The power units involved are the Skyactiv-G 2.0-litre direct injected petrol and Skyactiv-D 2.2-litre diesel units. The former has a very high 14:1 compression for most markets and a 13:1 compression for those where 91 octane is more prevalent like ours.
The Skyactiv-G, when compared with the two-litre four currently standard in the Mazda3 has gained a four into two into one exhaust, special inpiston combustion cavities and multiport fuel injectors which help reduce the likelihood of preignition or knocking from such a high compression ratio. Internal friction is reduced by 30 percent, weight has dropped by 10 percent and fuel consumption has eased by 15 percent, while 15 percent more torque is produced.
While the petrol unit works willingly and well in the CX-5s I tried, its remarkable refinement levels and free-spinning nature failed to charm as much as the Skyactiv-D did.
With a 14:1 compression, like the petrol units – which is very low for a diesel – the Skyactiv-D has an enhanced expansion phase after combustion and with a two-stage turbo, its redline runs well beyond 5000rpm, where the engine makes 129kW (up 19kW over the New Zealand market petrol model), while 420Nm – twice that of the petrol unit – peaks at just 2000rpm.
While the turbodiesel will have an inevitable price premium over the petrol engine, I timed the CX-5 using the unit to a sub eight-second zero to 100kmh time, which is in hot-hatch territory and while the Skyactiv-G is brisk enough, once driven, the Skyactiv-D will be the headline power unit.
The CX-5’s Skyactiv manual gearbox was not lightened by way of subtractive engineering but by working up from a zero base. With thinner cases and a first gear that shares with reverse, the transmission is also more compact. With a short, crisp throw, there’s no doubt that the manual helps the diesel along to its remarkable sprint time but it didn’t seem that much slower with the automatic, which proved to be an uncannily pre-emptive unit, capable of slipping though the ratios up and down with a shockfree action.
Mazda has remained with a relatively conventional torqueconverter system for smooth predictable take-offs but the unit minimises slippage and mechanical losses when up to speed by using a tiny multiplate clutch to facilitate lock-up in all six ratios.
Thus the torque converter can be small too and the whole transmission, like the automatic, is lighter and more compact, with many of the previously external workings now included inside the cases.

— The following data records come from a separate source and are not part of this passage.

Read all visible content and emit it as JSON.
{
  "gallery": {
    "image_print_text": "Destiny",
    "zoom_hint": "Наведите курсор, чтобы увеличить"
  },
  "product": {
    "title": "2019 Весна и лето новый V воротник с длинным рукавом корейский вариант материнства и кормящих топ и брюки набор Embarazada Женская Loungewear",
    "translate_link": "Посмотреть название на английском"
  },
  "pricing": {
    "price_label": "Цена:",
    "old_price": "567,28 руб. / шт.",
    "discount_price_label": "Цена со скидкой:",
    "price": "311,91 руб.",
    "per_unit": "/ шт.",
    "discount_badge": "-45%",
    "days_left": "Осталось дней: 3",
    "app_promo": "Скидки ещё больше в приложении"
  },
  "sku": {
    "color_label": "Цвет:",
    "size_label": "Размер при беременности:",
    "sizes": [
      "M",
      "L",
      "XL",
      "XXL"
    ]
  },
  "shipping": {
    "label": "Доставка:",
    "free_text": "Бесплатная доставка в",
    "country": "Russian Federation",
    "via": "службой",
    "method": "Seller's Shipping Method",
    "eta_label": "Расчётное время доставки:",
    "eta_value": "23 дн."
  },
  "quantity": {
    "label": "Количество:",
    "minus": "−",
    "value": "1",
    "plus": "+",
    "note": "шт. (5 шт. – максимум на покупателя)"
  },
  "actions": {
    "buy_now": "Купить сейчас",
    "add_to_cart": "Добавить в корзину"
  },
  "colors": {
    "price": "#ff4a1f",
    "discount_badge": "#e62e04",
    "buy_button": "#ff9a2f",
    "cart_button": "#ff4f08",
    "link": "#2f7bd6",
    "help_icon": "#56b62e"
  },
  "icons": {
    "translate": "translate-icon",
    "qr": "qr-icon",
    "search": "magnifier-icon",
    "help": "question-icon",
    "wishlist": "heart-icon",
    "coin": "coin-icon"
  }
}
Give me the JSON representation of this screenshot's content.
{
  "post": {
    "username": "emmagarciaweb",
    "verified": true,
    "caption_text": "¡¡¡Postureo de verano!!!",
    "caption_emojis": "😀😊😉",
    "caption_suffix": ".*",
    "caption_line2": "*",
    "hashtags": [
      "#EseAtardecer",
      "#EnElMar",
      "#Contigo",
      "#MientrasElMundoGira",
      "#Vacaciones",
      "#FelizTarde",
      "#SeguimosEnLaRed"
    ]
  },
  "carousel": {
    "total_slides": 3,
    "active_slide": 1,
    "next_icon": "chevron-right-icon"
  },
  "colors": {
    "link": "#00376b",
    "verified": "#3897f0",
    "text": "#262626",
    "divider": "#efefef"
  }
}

To all intents and purposes the unit feels like a double-clutch manual when above jogging pace but remains restful and refined at low speeds, while Mazda says it’s seven per cent improved for economy compared with previous autos.
The CX-5’s body has frame structures that employ multiple load paths and have fewer curves and greater use of lightweight hightensile steel.
Bonding replaces welding in some areas and Mazda says the Skyactiv body is 30 percent more rigid and eight percent lighter.
That extra rigidity also helps improve the car’s NVH rating and assists the chassis in delivering a better ride, while electronic powerassisted steering using ratios chosen for a more direct, responsive feel, and redesigned suspension links, and improved location bushes conspire to allow good linear responses at low to mid speeds and enhance high-speed stability.
BRAND NEW: Mazda’s new CX5.